** Opening Record set block **
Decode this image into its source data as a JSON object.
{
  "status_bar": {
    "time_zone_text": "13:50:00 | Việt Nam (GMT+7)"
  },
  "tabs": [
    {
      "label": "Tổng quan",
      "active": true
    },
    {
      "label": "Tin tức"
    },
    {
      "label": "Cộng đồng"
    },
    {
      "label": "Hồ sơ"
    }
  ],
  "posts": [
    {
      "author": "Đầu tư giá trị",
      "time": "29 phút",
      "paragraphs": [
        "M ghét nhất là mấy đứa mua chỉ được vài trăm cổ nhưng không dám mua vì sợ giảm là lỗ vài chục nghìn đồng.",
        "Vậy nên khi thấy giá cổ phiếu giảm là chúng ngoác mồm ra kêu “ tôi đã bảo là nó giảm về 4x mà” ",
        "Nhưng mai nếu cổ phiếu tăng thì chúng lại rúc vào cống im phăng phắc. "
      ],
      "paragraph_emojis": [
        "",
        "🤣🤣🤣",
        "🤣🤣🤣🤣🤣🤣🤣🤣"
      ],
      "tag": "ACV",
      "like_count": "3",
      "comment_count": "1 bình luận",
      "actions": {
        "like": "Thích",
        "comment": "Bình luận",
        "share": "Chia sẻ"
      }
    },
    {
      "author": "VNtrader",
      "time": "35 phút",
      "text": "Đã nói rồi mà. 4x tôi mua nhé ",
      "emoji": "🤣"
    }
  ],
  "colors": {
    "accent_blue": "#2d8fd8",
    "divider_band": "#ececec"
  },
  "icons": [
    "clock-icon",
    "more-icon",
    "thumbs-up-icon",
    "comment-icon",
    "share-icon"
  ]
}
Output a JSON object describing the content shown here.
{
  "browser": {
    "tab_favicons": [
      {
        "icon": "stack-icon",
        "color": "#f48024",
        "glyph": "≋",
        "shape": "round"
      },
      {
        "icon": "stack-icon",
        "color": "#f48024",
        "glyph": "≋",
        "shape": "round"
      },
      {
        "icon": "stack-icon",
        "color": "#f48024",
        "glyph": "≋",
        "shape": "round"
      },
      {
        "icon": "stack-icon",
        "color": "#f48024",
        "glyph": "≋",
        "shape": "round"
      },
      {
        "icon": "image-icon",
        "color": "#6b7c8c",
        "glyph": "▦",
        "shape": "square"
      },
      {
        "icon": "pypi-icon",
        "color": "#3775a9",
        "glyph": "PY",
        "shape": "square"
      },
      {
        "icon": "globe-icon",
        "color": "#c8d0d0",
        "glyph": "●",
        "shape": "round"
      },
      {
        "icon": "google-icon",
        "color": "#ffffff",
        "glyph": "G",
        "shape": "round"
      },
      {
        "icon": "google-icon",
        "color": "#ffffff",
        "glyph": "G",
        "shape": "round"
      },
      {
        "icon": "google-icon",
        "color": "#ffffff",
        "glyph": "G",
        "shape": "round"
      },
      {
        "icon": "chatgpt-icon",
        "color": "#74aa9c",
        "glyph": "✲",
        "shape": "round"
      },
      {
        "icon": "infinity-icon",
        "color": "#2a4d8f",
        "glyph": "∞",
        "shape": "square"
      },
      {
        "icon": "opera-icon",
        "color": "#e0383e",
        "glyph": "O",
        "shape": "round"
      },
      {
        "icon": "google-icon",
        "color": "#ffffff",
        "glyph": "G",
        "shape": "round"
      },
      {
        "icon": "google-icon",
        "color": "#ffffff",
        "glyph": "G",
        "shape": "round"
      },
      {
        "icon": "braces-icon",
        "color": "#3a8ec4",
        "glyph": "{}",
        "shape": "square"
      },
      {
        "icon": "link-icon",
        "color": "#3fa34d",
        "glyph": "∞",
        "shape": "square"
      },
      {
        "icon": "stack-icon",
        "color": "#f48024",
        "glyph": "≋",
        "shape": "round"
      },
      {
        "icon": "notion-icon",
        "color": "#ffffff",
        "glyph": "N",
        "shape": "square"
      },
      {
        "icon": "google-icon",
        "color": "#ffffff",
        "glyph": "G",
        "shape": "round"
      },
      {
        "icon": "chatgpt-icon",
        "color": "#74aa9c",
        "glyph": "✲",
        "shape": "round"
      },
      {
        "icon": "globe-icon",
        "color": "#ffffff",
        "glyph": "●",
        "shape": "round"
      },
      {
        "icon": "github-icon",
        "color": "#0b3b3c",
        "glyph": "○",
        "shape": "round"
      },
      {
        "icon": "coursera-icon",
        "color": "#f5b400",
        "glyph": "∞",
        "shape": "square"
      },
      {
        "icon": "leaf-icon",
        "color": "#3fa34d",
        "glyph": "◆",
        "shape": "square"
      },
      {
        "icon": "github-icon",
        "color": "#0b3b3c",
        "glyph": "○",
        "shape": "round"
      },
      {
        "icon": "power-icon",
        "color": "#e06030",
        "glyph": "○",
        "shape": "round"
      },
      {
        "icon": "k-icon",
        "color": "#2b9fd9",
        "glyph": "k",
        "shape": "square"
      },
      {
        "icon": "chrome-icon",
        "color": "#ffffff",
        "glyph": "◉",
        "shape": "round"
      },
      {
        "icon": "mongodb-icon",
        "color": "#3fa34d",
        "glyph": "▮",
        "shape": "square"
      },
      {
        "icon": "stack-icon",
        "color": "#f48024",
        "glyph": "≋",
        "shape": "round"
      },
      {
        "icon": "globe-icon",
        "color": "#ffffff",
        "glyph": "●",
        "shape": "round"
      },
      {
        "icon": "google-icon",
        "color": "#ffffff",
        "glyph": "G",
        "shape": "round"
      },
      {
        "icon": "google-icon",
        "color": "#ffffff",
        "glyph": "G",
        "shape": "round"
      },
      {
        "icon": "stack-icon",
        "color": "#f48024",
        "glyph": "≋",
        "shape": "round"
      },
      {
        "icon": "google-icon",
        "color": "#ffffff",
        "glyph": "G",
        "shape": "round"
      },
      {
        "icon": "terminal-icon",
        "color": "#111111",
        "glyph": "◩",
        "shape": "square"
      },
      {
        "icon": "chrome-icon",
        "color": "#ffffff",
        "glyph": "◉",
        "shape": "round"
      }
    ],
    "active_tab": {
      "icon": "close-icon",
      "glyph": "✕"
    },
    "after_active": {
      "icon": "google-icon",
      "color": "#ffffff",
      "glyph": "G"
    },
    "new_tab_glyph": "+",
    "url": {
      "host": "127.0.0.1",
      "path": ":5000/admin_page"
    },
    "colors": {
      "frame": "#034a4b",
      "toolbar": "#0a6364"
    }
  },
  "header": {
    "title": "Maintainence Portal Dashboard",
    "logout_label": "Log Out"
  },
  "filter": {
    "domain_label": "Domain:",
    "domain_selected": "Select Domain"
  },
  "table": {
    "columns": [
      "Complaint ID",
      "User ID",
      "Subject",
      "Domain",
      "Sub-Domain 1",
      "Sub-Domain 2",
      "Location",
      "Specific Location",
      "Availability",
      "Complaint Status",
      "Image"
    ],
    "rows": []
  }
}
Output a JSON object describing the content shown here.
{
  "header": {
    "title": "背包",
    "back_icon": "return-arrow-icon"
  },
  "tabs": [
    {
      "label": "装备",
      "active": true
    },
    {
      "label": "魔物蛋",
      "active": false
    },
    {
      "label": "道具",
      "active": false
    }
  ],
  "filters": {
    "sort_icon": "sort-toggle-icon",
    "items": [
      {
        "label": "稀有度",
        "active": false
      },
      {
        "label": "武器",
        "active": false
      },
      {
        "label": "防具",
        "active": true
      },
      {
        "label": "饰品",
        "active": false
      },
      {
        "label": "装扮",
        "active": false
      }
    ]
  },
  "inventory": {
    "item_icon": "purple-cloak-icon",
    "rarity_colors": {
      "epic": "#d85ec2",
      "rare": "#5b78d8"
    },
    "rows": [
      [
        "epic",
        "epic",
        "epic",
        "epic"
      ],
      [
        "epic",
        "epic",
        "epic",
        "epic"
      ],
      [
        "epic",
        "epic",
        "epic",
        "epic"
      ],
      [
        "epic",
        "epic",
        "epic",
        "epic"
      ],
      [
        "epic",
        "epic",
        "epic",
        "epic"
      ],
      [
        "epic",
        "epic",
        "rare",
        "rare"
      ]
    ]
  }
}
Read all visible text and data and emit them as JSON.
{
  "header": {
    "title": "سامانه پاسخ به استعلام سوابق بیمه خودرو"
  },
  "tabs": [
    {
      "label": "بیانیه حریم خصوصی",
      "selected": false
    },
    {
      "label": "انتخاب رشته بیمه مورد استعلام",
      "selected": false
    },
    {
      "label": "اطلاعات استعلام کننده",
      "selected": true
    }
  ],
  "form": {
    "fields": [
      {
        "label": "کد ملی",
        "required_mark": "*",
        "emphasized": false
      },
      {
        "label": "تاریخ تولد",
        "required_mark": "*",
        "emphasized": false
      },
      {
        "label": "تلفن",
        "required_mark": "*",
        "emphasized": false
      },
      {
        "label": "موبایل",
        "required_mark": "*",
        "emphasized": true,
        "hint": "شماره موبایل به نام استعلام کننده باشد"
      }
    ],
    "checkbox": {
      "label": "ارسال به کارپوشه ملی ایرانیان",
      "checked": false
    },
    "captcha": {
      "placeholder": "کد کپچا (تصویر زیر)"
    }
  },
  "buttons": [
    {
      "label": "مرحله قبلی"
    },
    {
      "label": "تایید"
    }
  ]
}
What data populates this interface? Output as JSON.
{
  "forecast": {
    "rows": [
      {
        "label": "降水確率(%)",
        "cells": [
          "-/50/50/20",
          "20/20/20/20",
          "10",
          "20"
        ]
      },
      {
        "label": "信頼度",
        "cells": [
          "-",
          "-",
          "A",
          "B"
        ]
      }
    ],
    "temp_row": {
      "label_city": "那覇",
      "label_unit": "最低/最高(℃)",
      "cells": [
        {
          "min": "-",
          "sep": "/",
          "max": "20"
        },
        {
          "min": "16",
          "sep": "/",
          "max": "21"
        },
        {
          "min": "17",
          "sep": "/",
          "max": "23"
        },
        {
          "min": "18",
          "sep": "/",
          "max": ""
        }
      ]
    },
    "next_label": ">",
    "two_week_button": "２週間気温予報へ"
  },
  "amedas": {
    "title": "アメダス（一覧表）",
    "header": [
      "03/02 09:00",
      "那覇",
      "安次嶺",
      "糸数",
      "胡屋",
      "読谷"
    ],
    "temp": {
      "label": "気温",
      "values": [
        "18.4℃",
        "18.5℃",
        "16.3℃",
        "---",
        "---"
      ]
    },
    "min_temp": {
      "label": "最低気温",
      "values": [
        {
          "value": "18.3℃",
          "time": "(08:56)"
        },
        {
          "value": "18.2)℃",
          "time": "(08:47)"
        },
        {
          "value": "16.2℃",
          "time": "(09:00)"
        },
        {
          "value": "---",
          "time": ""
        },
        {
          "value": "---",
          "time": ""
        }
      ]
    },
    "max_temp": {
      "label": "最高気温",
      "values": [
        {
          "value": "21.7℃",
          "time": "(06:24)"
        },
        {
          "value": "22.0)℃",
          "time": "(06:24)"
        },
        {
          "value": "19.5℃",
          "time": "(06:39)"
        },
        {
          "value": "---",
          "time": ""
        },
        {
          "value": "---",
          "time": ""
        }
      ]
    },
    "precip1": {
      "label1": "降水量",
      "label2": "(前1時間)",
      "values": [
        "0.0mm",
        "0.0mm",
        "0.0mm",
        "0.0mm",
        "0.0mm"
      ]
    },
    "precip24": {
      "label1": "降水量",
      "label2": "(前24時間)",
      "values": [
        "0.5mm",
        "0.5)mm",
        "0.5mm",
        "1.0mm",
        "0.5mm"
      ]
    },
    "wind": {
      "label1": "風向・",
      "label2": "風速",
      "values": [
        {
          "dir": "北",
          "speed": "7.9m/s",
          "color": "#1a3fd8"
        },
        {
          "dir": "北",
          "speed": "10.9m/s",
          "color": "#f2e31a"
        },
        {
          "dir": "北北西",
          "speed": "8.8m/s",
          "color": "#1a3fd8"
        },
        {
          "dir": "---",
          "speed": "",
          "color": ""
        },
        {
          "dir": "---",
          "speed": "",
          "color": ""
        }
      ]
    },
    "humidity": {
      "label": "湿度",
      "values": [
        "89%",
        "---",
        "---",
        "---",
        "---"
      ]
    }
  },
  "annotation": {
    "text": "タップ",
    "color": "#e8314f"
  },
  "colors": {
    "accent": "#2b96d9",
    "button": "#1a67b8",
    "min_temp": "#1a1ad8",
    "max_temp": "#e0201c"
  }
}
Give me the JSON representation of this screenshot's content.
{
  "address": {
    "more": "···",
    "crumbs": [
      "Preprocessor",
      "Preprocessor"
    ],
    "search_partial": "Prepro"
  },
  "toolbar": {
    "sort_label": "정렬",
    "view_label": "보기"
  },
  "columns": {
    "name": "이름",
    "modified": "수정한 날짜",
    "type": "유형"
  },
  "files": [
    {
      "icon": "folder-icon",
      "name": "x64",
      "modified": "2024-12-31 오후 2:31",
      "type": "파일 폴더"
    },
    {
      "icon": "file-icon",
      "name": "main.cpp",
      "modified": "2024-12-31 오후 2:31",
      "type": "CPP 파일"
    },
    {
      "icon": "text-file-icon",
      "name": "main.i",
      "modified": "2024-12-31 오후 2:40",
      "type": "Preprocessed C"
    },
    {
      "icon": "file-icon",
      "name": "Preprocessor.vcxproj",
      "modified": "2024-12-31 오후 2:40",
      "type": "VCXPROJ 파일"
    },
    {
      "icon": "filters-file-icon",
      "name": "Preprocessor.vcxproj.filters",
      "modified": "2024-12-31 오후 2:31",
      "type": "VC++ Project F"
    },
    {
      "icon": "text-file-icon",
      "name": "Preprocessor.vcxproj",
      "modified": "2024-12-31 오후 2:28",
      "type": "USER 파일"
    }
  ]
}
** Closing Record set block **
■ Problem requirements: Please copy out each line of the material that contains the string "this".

■ Finished task:
Decode this image into its source data as a JSON object.
What data populates this interface? Output as JSON.
Give me the JSON representation of this screenshot's content.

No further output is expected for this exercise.